## Information supplied:
= Beginning of Section =

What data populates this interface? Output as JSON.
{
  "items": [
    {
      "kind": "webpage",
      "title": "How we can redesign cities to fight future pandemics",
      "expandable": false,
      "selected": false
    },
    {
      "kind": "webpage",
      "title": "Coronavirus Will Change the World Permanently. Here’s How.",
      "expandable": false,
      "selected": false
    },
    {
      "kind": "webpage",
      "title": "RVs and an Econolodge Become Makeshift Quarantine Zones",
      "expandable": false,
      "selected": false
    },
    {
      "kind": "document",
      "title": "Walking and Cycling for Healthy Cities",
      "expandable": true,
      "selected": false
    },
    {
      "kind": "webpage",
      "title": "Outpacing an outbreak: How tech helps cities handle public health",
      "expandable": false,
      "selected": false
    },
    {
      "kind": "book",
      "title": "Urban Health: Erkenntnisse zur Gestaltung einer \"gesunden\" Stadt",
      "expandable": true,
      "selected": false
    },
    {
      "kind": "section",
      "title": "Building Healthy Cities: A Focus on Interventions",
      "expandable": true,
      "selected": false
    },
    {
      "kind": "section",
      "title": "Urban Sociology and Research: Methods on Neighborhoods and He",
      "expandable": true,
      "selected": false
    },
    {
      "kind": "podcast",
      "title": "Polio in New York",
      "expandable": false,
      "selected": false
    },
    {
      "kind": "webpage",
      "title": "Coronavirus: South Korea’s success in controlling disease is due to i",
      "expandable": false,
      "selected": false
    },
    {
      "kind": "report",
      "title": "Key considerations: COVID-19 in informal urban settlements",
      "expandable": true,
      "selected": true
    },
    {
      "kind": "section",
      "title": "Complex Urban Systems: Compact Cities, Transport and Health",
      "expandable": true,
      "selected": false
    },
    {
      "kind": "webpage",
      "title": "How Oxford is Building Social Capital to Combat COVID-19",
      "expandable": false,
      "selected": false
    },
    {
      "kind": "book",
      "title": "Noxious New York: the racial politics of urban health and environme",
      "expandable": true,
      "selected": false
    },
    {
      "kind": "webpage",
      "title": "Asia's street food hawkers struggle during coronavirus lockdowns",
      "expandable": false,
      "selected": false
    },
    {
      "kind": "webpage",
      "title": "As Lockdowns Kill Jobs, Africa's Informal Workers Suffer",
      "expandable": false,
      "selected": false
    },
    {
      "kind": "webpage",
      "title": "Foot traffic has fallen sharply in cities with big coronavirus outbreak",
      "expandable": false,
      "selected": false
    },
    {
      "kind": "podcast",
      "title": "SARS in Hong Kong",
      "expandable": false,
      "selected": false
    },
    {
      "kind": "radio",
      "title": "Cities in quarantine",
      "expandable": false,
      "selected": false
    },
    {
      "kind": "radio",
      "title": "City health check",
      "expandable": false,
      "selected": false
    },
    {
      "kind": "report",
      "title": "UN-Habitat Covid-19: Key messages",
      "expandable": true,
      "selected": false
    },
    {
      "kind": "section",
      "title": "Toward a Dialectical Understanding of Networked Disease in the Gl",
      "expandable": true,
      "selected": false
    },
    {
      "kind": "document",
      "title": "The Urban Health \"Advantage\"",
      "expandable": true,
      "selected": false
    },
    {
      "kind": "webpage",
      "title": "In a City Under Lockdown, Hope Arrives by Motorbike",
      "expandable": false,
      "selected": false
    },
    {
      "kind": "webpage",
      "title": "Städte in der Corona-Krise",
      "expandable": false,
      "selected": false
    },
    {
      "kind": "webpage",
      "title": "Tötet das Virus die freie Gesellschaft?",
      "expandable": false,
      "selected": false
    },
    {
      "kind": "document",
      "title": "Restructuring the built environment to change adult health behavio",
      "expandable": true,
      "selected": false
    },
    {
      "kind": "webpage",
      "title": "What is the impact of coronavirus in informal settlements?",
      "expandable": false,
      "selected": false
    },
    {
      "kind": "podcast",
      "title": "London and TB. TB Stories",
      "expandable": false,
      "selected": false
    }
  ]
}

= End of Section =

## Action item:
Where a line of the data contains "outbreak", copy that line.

## Task solution:
      "title": "Outpacing an outbreak: How tech helps cities handle public health",
      "title": "Foot traffic has fallen sharply in cities with big coronavirus outbreak",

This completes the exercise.